By Peter Schroeder - 04/04/11 10:01 AM EDT
Elsewhere, lawmakers will be tackling a number of other economic issues, ranging from housing to future spending on various government agencies.
House Republicans will continue their push to overhaul government-sponsored enterprises (GSEs) Fannie Mae and Freddie Mac. On Tuesday, a subcommittee of the House Financial Services Committee will mark up, and presumably pass, eight bills that would change various GSE operations — including how much top Fannie and Freddie executives can be paid and the types of mortgages the agencies can guarantee.
The committee will follow up that effort with a hearing Wednesday on legislation that would remake the new Consumer Financial Protection Bureau (CFPB). The CFPB was a hot point of debate during the fight over financial reform, and Republicans are now looking for ways to remake the bureau before it goes into action in July.

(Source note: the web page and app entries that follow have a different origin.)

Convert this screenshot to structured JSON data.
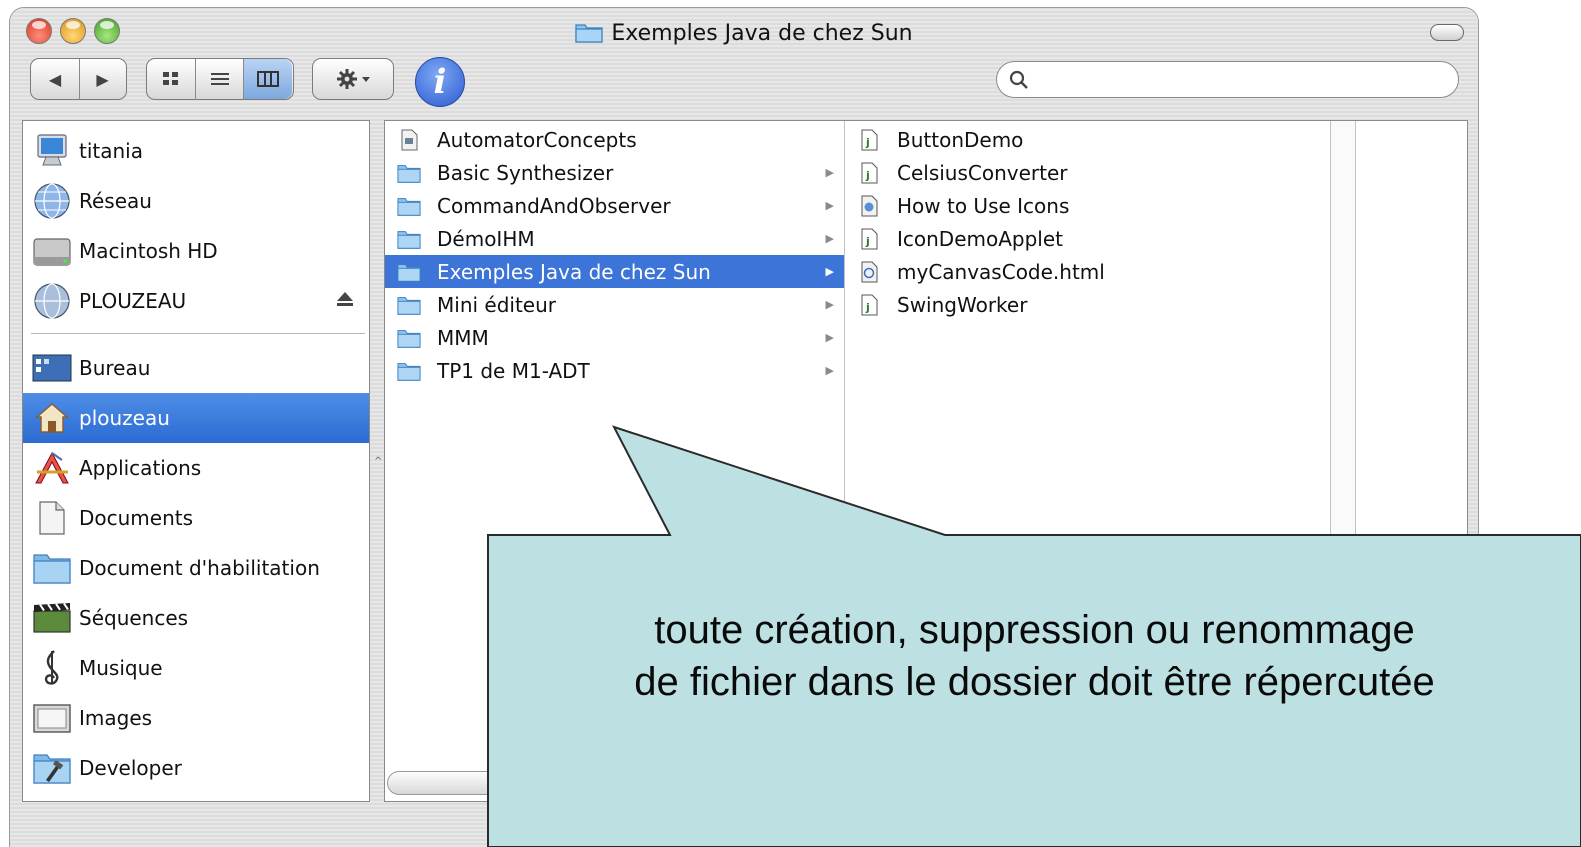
{
  "window": {
    "title": "Exemples Java de chez Sun",
    "title_icon": "folder-icon"
  },
  "toolbar": {
    "back_label": "◀",
    "forward_label": "▶",
    "view_icon_label": "icon-view-icon",
    "view_list_label": "list-view-icon",
    "view_column_label": "column-view-icon",
    "active_view": "column",
    "action_icon": "gear-icon",
    "info_label": "i",
    "search_placeholder": "",
    "search_value": ""
  },
  "sidebar": {
    "devices": [
      {
        "label": "titania",
        "icon": "computer-icon"
      },
      {
        "label": "Réseau",
        "icon": "network-globe-icon"
      },
      {
        "label": "Macintosh HD",
        "icon": "hard-drive-icon"
      },
      {
        "label": "PLOUZEAU",
        "icon": "network-volume-icon",
        "eject": true
      }
    ],
    "places": [
      {
        "label": "Bureau",
        "icon": "desktop-icon"
      },
      {
        "label": "plouzeau",
        "icon": "home-icon",
        "selected": true
      },
      {
        "label": "Applications",
        "icon": "applications-icon"
      },
      {
        "label": "Documents",
        "icon": "documents-icon"
      },
      {
        "label": "Document d'habilitation",
        "icon": "folder-icon"
      },
      {
        "label": "Séquences",
        "icon": "movies-icon"
      },
      {
        "label": "Musique",
        "icon": "music-icon"
      },
      {
        "label": "Images",
        "icon": "pictures-icon"
      },
      {
        "label": "Developer",
        "icon": "developer-folder-icon"
      }
    ]
  },
  "column1": [
    {
      "label": "AutomatorConcepts",
      "icon": "document-icon",
      "has_children": false
    },
    {
      "label": "Basic Synthesizer",
      "icon": "folder-icon",
      "has_children": true
    },
    {
      "label": "CommandAndObserver",
      "icon": "folder-icon",
      "has_children": true
    },
    {
      "label": "DémoIHM",
      "icon": "folder-icon",
      "has_children": true
    },
    {
      "label": "Exemples Java de chez Sun",
      "icon": "folder-icon",
      "has_children": true,
      "selected": true
    },
    {
      "label": "Mini éditeur",
      "icon": "folder-icon",
      "has_children": true
    },
    {
      "label": "MMM",
      "icon": "folder-icon",
      "has_children": true
    },
    {
      "label": "TP1 de M1-ADT",
      "icon": "folder-icon",
      "has_children": true
    }
  ],
  "column2": [
    {
      "label": "ButtonDemo",
      "icon": "java-file-icon"
    },
    {
      "label": "CelsiusConverter",
      "icon": "java-file-icon"
    },
    {
      "label": "How to Use Icons",
      "icon": "web-archive-icon"
    },
    {
      "label": "IconDemoApplet",
      "icon": "java-file-icon"
    },
    {
      "label": "myCanvasCode.html",
      "icon": "html-file-icon"
    },
    {
      "label": "SwingWorker",
      "icon": "java-file-icon"
    }
  ],
  "callout": {
    "line1": "toute création, suppression ou renommage",
    "line2": "de fichier dans le dossier doit être répercutée"
  },
  "colors": {
    "selection_blue": "#3c74d8",
    "callout_fill": "#bde0e3",
    "callout_stroke": "#2a2a2a"
  }
}
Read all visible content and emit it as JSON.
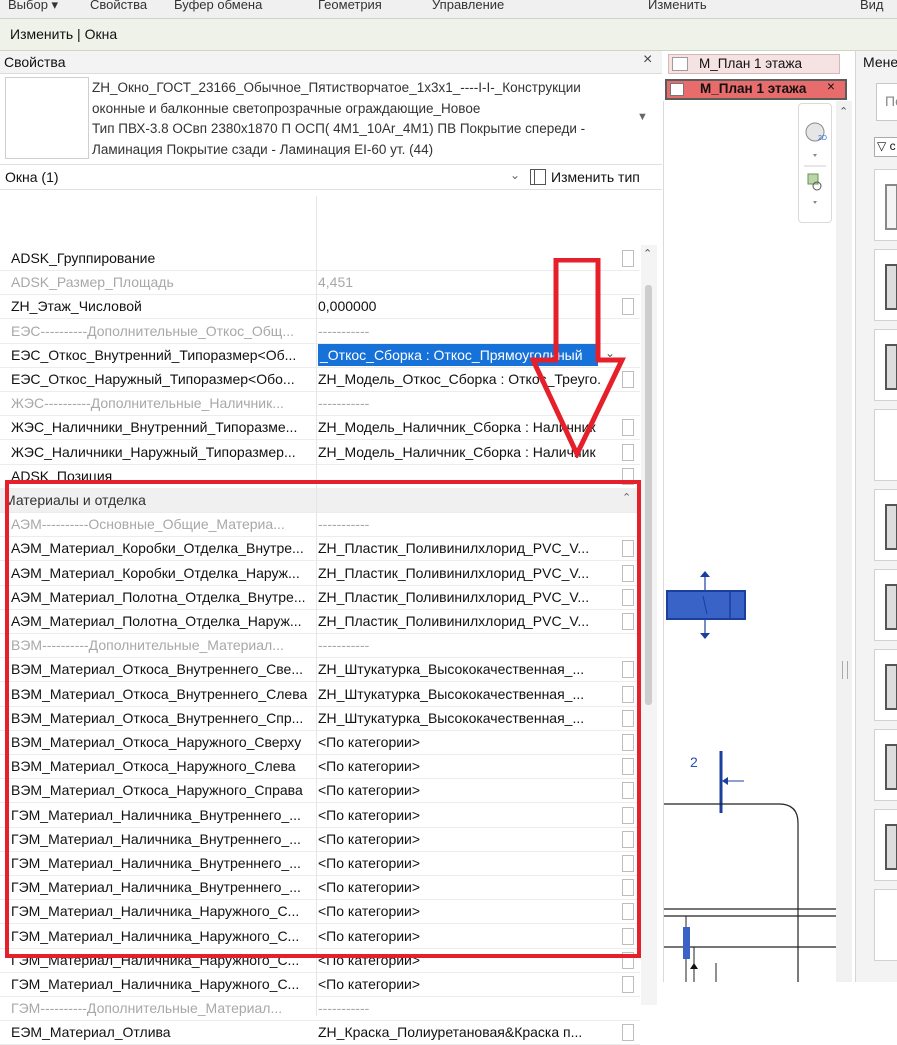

Committee Chairman Spencer BachusSpencer BachusThe FDA should approve the first disease-modifying treatment for Duchenne Muscular Dystrophy Study: Payday lenders fill GOP coffers Pope Francis encourages building bridges to address challenges MORE (R-Ala.) is proposing a bipartisan commission, as opposed to a single director, head the agency, and more GOP bills to change the CFPB are likely in the works.
That same day, the Joint Tax Committee will go back in time to talk tax reform, hearing from individuals who played a key role in the last major overhaul in 1986. The committee will hear from James Baker, President Reagan’s Treasury secretary at the time, and former Rep. Dick Gephardt (D-Mo.).
Top administration officials will head to Capitol Hill to discuss their various agencies with congressional appropriators.
On Thursday, Shaun DonovanShaun DonovanOvernight Cybersecurity: Privacy Shield takes effect Reid: McConnell 'stringing us along' on Zika Overnight Healthcare: New momentum to lift ban on gay men donating blood MORE, the secretary of the Department of Housing and Urban Development, will appear before a subcommittee of the Senate Appropriations Committee. That same day, Education Secretary Arne DuncanArne DuncanIn search of the surest Common Core exit route The opt-out movement and the coddling epidemic Senate approves Obama education chief MORE will appear before a separate subcommittee, as will Robert Mueller, the director of the Federal Bureau of Investigation.
On the House side, United Nations Ambassador Susan Rice will appear before a House Appropriations subcommittee on Wednesday to discuss funds for the U.S.’s international organizations.
The Senate Banking Committee will explore a pair of topics Wednesday: the role of accountants in preventing another financial crisis and the perks and pitfalls facing community banks.
On Tuesday, the House Ways and Means Committee will explore potentially duplicative programs in the federal government, particularly regarding welfare and other programs focused on low-income families. The panel will then hold its third hearing on pending trade agreements Thursday, this time discussing a deal with South Korea.
Along similar lines, the House Small Business Committee has set a Wednesday hearing to discuss how free-trade agreements could boost small businesses and create jobs.
The Federal Reserve will release the minutes from the March 15 meeting of its Federal Open Market Committee on Tuesday.